Apple Nanjing

The Major League Baseball has struck a deal with Apple Inc. (NASDAQ:AAPL) to equip teams with iPads in the dugout. The association is following in the National Football League’s footsteps by doing this though the MLB is using Apple as the supplier.

The NFL, which is supplied by the Microsoft tabs, started using tablets in the 2013 season, after striking a five-year, $400 million deal.

MLB’s 30 teams will be equipped with iPad Pros to use for the upcoming 2016 season. The move helps the teams, particularly coaches giving them the ability to get game statistics from past games, video analysis of previous games and can go as far as simulating potential pitcher-batter matches.

The move also means that the data shown will be proprietary to each team meaning it is not taken from a central, league-wide database. This gives teams the opportunity to use their data to gain a competitive advantage. Use of Apple’s devices simplifies the process for them and gives them access to the data in a more interactive and easier way.

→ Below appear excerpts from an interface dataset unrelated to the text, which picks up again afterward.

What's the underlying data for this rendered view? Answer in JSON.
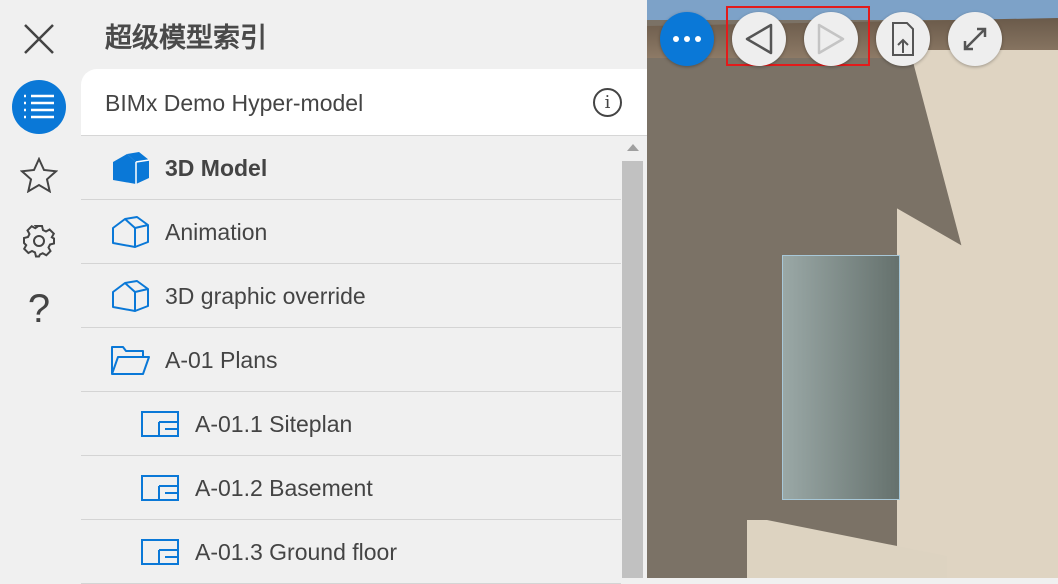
{
  "rail": {
    "close": "close-icon",
    "index": "list-icon",
    "favorites": "star-icon",
    "settings": "gear-icon",
    "help": "?"
  },
  "panel": {
    "title": "超级模型索引",
    "model_name": "BIMx Demo Hyper-model",
    "info": "i"
  },
  "items": [
    {
      "label": "3D Model",
      "icon": "cube-filled-icon",
      "level": 0,
      "active": true
    },
    {
      "label": "Animation",
      "icon": "cube-outline-icon",
      "level": 0
    },
    {
      "label": "3D graphic override",
      "icon": "cube-outline-icon",
      "level": 0
    },
    {
      "label": "A-01 Plans",
      "icon": "folder-open-icon",
      "level": 0
    },
    {
      "label": "A-01.1 Siteplan",
      "icon": "layout-sheet-icon",
      "level": 1
    },
    {
      "label": "A-01.2 Basement",
      "icon": "layout-sheet-icon",
      "level": 1
    },
    {
      "label": "A-01.3 Ground floor",
      "icon": "layout-sheet-icon",
      "level": 1
    }
  ],
  "colors": {
    "accent": "#0a78d7",
    "highlight": "#e31b1b"
  }
}
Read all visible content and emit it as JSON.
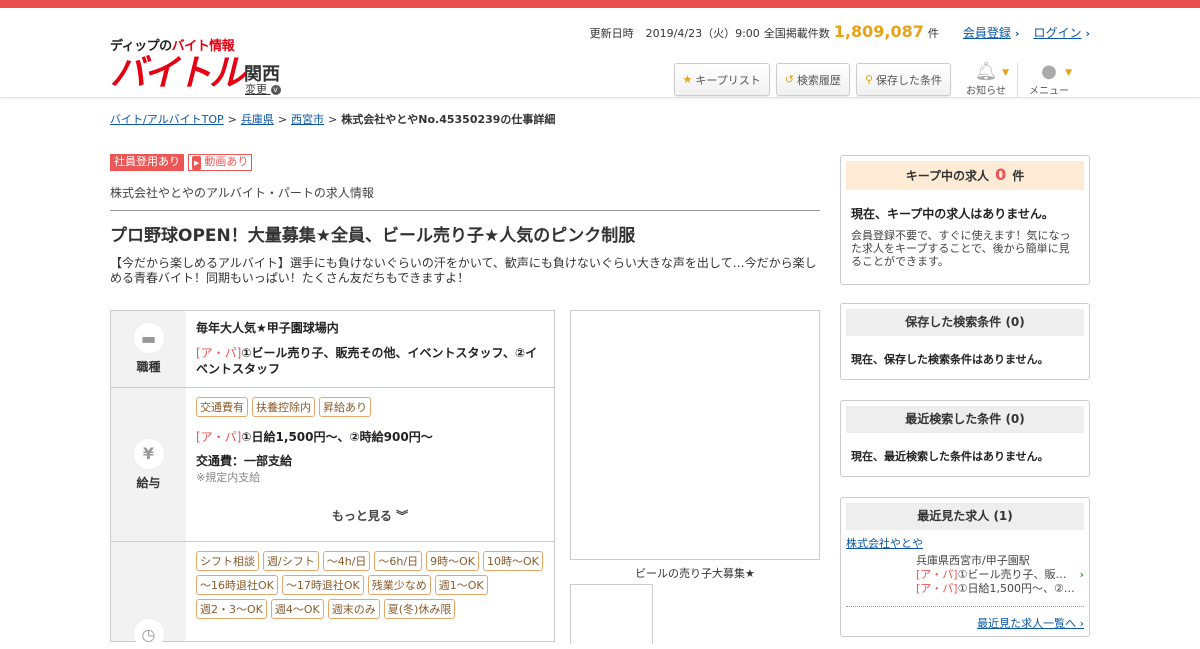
{
  "header": {
    "logo_sub_prefix": "ディップの",
    "logo_sub_highlight": "バイト情報",
    "logo_main": "バイトル",
    "region": "関西",
    "region_change": "変更",
    "update_label": "更新日時",
    "update_date": "2019/4/23（火）9:00",
    "listings_label": "全国掲載件数",
    "listings_count": "1,809,087",
    "listings_unit": "件",
    "register_link": "会員登録",
    "login_link": "ログイン",
    "keep_list_btn": "キープリスト",
    "search_history_btn": "検索履歴",
    "saved_conditions_btn": "保存した条件",
    "notification_label": "お知らせ",
    "menu_label": "メニュー"
  },
  "breadcrumb": {
    "items": [
      "バイト/アルバイトTOP",
      "兵庫県",
      "西宮市"
    ],
    "current": "株式会社やとやNo.45350239の仕事詳細"
  },
  "job": {
    "badge_employee": "社員登用あり",
    "badge_video": "動画あり",
    "company_line": "株式会社やとやのアルバイト・パートの求人情報",
    "title": "プロ野球OPEN！大量募集★全員、ビール売り子★人気のピンク制服",
    "lead": "【今だから楽しめるアルバイト】選手にも負けないぐらいの汗をかいて、歓声にも負けないぐらい大きな声を出して…今だから楽しめる青春バイト！同期もいっぱい！たくさん友だちもできますよ！",
    "job_type_label": "職種",
    "job_location_title": "毎年大人気★甲子園球場内",
    "job_tag": "[ア・パ]",
    "job_type_text": "①ビール売り子、販売その他、イベントスタッフ、②イベントスタッフ",
    "salary_label": "給与",
    "salary_chips": [
      "交通費有",
      "扶養控除内",
      "昇給あり"
    ],
    "salary_tag": "[ア・パ]",
    "salary_text": "①日給1,500円～、②時給900円～",
    "transport": "交通費：一部支給",
    "transport_note": "※規定内支給",
    "more": "もっと見る",
    "time_chips": [
      "シフト相談",
      "週/シフト",
      "～4h/日",
      "～6h/日",
      "9時～OK",
      "10時～OK",
      "～16時退社OK",
      "～17時退社OK",
      "残業少なめ",
      "週1〜OK",
      "週2・3〜OK",
      "週4〜OK",
      "週末のみ",
      "夏(冬)休み限"
    ],
    "photo_caption": "ビールの売り子大募集★"
  },
  "sidebar": {
    "keep_title": "キープ中の求人",
    "keep_count": "0",
    "keep_unit": "件",
    "keep_empty": "現在、キープ中の求人はありません。",
    "keep_desc": "会員登録不要で、すぐに使えます！気になった求人をキープすることで、後から簡単に見ることができます。",
    "saved_title": "保存した検索条件",
    "saved_count": "(0)",
    "saved_empty": "現在、保存した検索条件はありません。",
    "recent_search_title": "最近検索した条件",
    "recent_search_count": "(0)",
    "recent_search_empty": "現在、最近検索した条件はありません。",
    "recent_view_title": "最近見た求人",
    "recent_view_count": "(1)",
    "recent_company": "株式会社やとや",
    "recent_location": "兵庫県西宮市/甲子園駅",
    "recent_tag": "[ア・パ]",
    "recent_job": "①ビール売り子、販…",
    "recent_salary": "①日給1,500円～、②…",
    "recent_list_link": "最近見た求人一覧へ"
  },
  "colors": {
    "brand_red": "#e60012",
    "accent_orange": "#e8a317",
    "topbar": "#ea4d4d"
  }
}
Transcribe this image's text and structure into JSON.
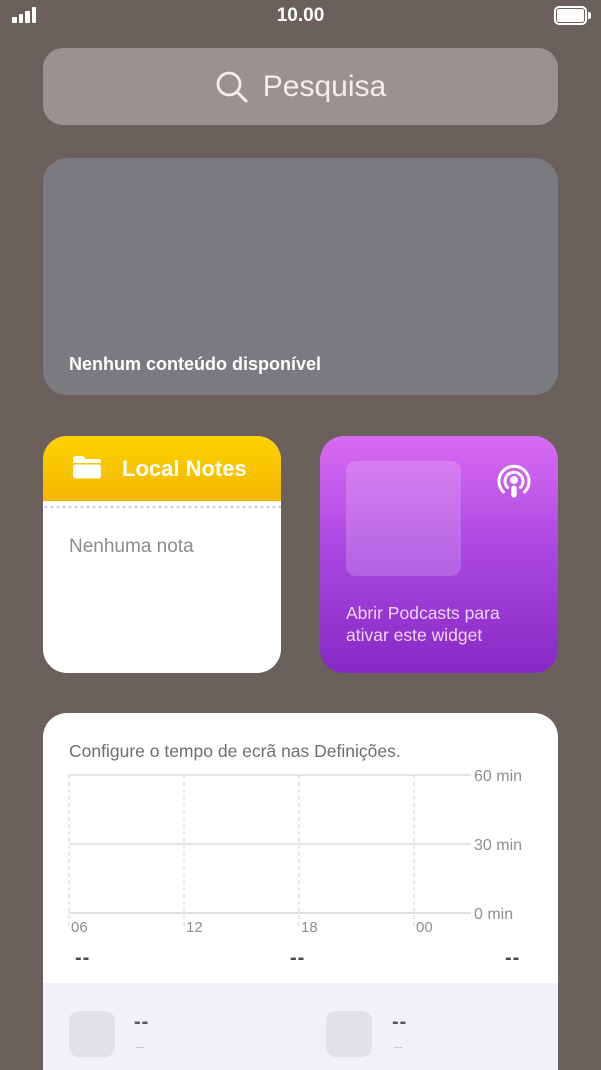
{
  "status_bar": {
    "time": "10.00"
  },
  "search": {
    "placeholder": "Pesquisa"
  },
  "empty_widget": {
    "label": "Nenhum conteúdo disponível"
  },
  "notes_widget": {
    "title": "Local Notes",
    "empty_text": "Nenhuma nota",
    "accent_color": "#f8c400"
  },
  "podcasts_widget": {
    "message": "Abrir Podcasts para ativar este widget",
    "accent_color": "#a946e0"
  },
  "screen_time_widget": {
    "title": "Configure o tempo de ecrã nas Definições.",
    "y_labels": [
      "60 min",
      "30 min",
      "0 min"
    ],
    "x_labels": [
      "06",
      "12",
      "18",
      "00"
    ],
    "summaries": [
      "--",
      "--",
      "--"
    ],
    "apps": [
      {
        "value": "--",
        "sub": "--"
      },
      {
        "value": "--",
        "sub": "--"
      }
    ]
  }
}
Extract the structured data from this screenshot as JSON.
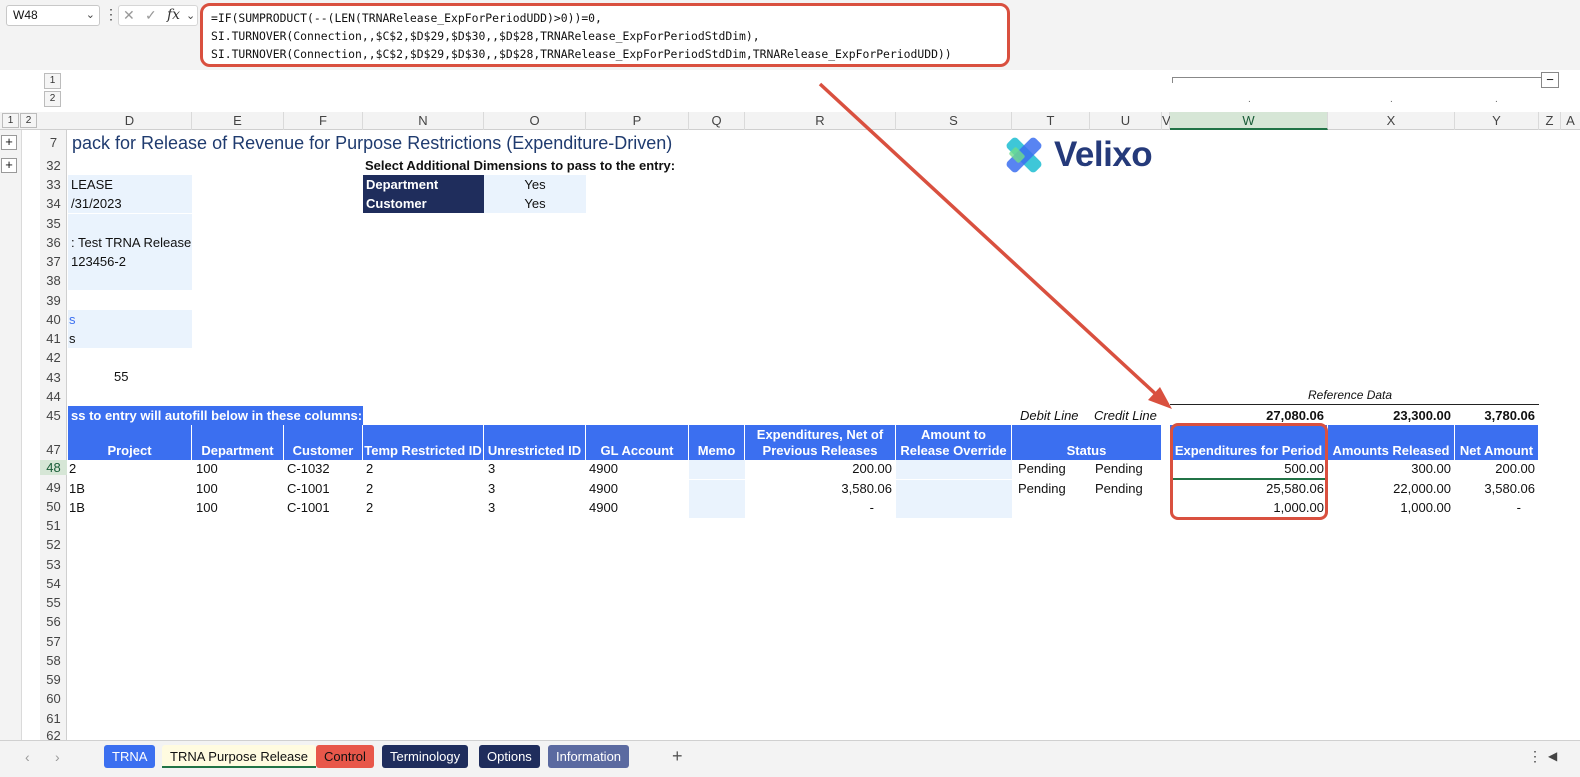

The teams are lucky enough to be equipped with the efficient and convenient 12.9 inch iPad Pro and custom cases with each team’s logo will be fitted on it too. The software part will be handled by a new MLB custom app called the MLB Dugout. The software and the app were built with the help of Apple by an in-house division of MLB, the MLBs Advance Media Division.

When NFL changed from drawing tactics on paper to tablets they had difficulties and the jury is out there to see if MLB will have the same problems. When NFL changed and started using Microsoft Tabs, they had challenges and Apple even came out saying that behind the scenes many NFL teams were still using iPads because   they had technical difficulties with the Surface Tablet.

The Apple MLB deal is similar to that of the NFL Microsoft, which gives both parties an advantage in advertisements for Apple and as a legitimate coaching aid for the league and its teams also.

Apple confirmed the deal to reporters and their marketing senior vice president said that “We are not just replacing binders with tablets, we are helping them do things that were not possible before.” There were no financial details disclosed, however.